Across the entries below, how many lines have the string "Print" in them? Reply with only the number.

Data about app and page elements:
+++

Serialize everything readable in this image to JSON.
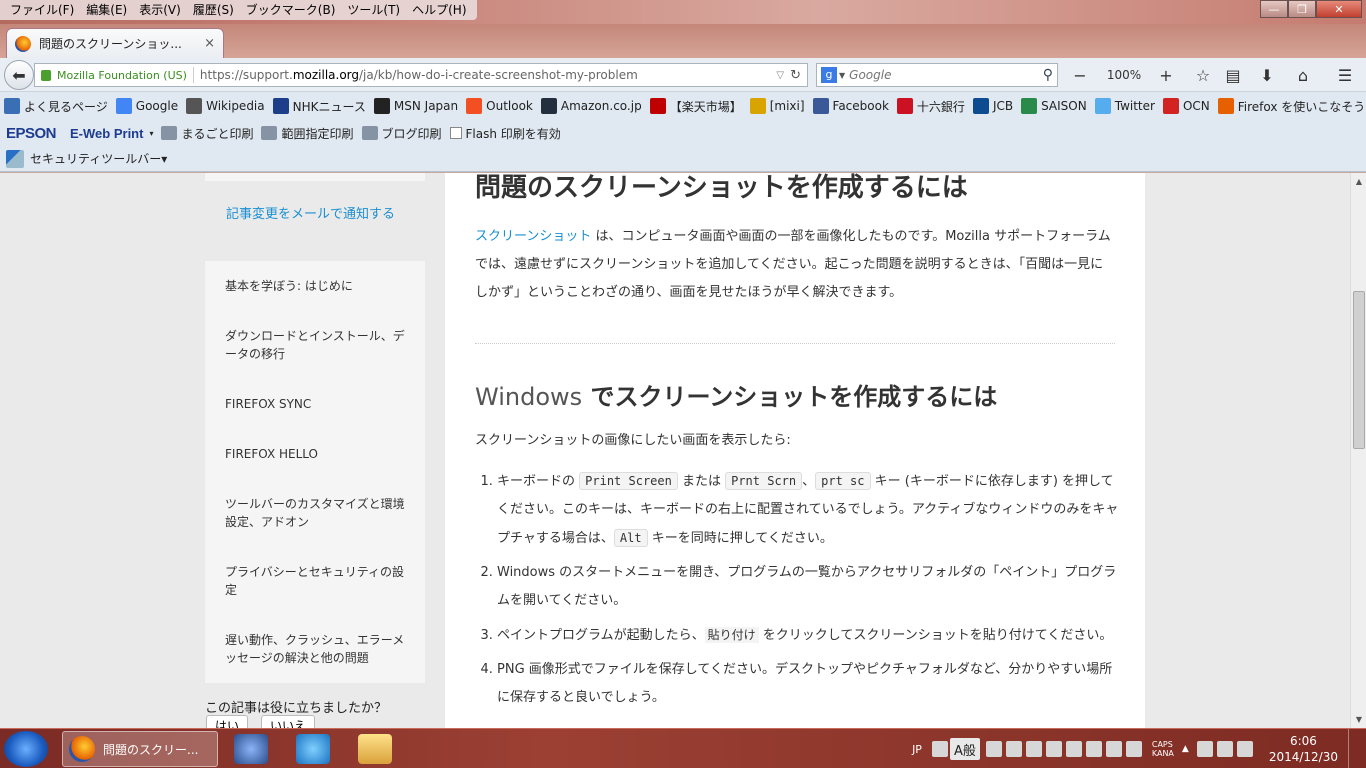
{
  "menu": [
    "ファイル(F)",
    "編集(E)",
    "表示(V)",
    "履歴(S)",
    "ブックマーク(B)",
    "ツール(T)",
    "ヘルプ(H)"
  ],
  "window_controls": {
    "minimize": "—",
    "maximize": "❐",
    "close": "✕"
  },
  "tab": {
    "title": "問題のスクリーンショッ...",
    "close": "×",
    "new": "+"
  },
  "nav": {
    "identity": "Mozilla Foundation (US)",
    "url_prefix": "https://support.",
    "url_domain": "mozilla.org",
    "url_path": "/ja/kb/how-do-i-create-screenshot-my-problem",
    "search_placeholder": "Google",
    "zoom": "100%"
  },
  "bookmarks": [
    {
      "label": "よく見るページ",
      "icon": "page-icon",
      "color": "#3b6fb5"
    },
    {
      "label": "Google",
      "icon": "google-icon",
      "color": "#4285f4"
    },
    {
      "label": "Wikipedia",
      "icon": "wikipedia-icon",
      "color": "#555555"
    },
    {
      "label": "NHKニュース",
      "icon": "nhk-icon",
      "color": "#1d3f8a"
    },
    {
      "label": "MSN Japan",
      "icon": "msn-icon",
      "color": "#222222"
    },
    {
      "label": "Outlook",
      "icon": "windows-icon",
      "color": "#f25022"
    },
    {
      "label": "Amazon.co.jp",
      "icon": "amazon-icon",
      "color": "#232f3e"
    },
    {
      "label": "【楽天市場】",
      "icon": "rakuten-icon",
      "color": "#bf0000"
    },
    {
      "label": "[mixi]",
      "icon": "mixi-icon",
      "color": "#d9a400"
    },
    {
      "label": "Facebook",
      "icon": "facebook-icon",
      "color": "#3b5998"
    },
    {
      "label": "十六銀行",
      "icon": "bank-icon",
      "color": "#cc1122"
    },
    {
      "label": "JCB",
      "icon": "jcb-icon",
      "color": "#0e4c92"
    },
    {
      "label": "SAISON",
      "icon": "saison-icon",
      "color": "#2a8a4a"
    },
    {
      "label": "Twitter",
      "icon": "twitter-icon",
      "color": "#55acee"
    },
    {
      "label": "OCN",
      "icon": "ocn-icon",
      "color": "#d22222"
    },
    {
      "label": "Firefox を使いこなそう",
      "icon": "firefox-icon",
      "color": "#e66000"
    }
  ],
  "epson": {
    "logo": "EPSON",
    "eweb": "E-Web Print",
    "items": [
      "まるごと印刷",
      "範囲指定印刷",
      "ブログ印刷",
      "Flash 印刷を有効"
    ]
  },
  "security_toolbar": "セキュリティツールバー▾",
  "sidebar": {
    "notify": "記事変更をメールで通知する",
    "items": [
      "基本を学ぼう: はじめに",
      "ダウンロードとインストール、データの移行",
      "FIREFOX SYNC",
      "FIREFOX HELLO",
      "ツールバーのカスタマイズと環境設定、アドオン",
      "プライバシーとセキュリティの設定",
      "遅い動作、クラッシュ、エラーメッセージの解決と他の問題"
    ],
    "helpful": "この記事は役に立ちましたか？",
    "yes": "はい",
    "no": "いいえ"
  },
  "article": {
    "title": "問題のスクリーンショットを作成するには",
    "intro_link": "スクリーンショット",
    "intro_text": " は、コンピュータ画面や画面の一部を画像化したものです。Mozilla サポートフォーラムでは、遠慮せずにスクリーンショットを追加してください。起こった問題を説明するときは、「百聞は一見にしかず」ということわざの通り、画面を見せたほうが早く解決できます。",
    "h2_win": "Windows",
    "h2_rest": " でスクリーンショットを作成するには",
    "lead": "スクリーンショットの画像にしたい画面を表示したら:",
    "step1_a": "キーボードの ",
    "key_print": "Print Screen",
    "step1_b": " または ",
    "key_prnt": "Prnt Scrn",
    "step1_c": "、",
    "key_prt": "prt sc",
    "step1_d": " キー (キーボードに依存します) を押してください。このキーは、キーボードの右上に配置されているでしょう。アクティブなウィンドウのみをキャプチャする場合は、",
    "key_alt": "Alt",
    "step1_e": " キーを同時に押してください。",
    "step2": "Windows のスタートメニューを開き、プログラムの一覧からアクセサリフォルダの「ペイント」プログラムを開いてください。",
    "step3_a": "ペイントプログラムが起動したら、",
    "paste": "貼り付け",
    "step3_b": " をクリックしてスクリーンショットを貼り付けてください。",
    "step4": "PNG 画像形式でファイルを保存してください。デスクトップやピクチャフォルダなど、分かりやすい場所に保存すると良いでしょう。"
  },
  "taskbar": {
    "active_title": "問題のスクリー...",
    "lang": "JP",
    "ime": "A般",
    "caps": "CAPS",
    "kana": "KANA",
    "time": "6:06",
    "date": "2014/12/30"
  }
}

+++

Task answer: 2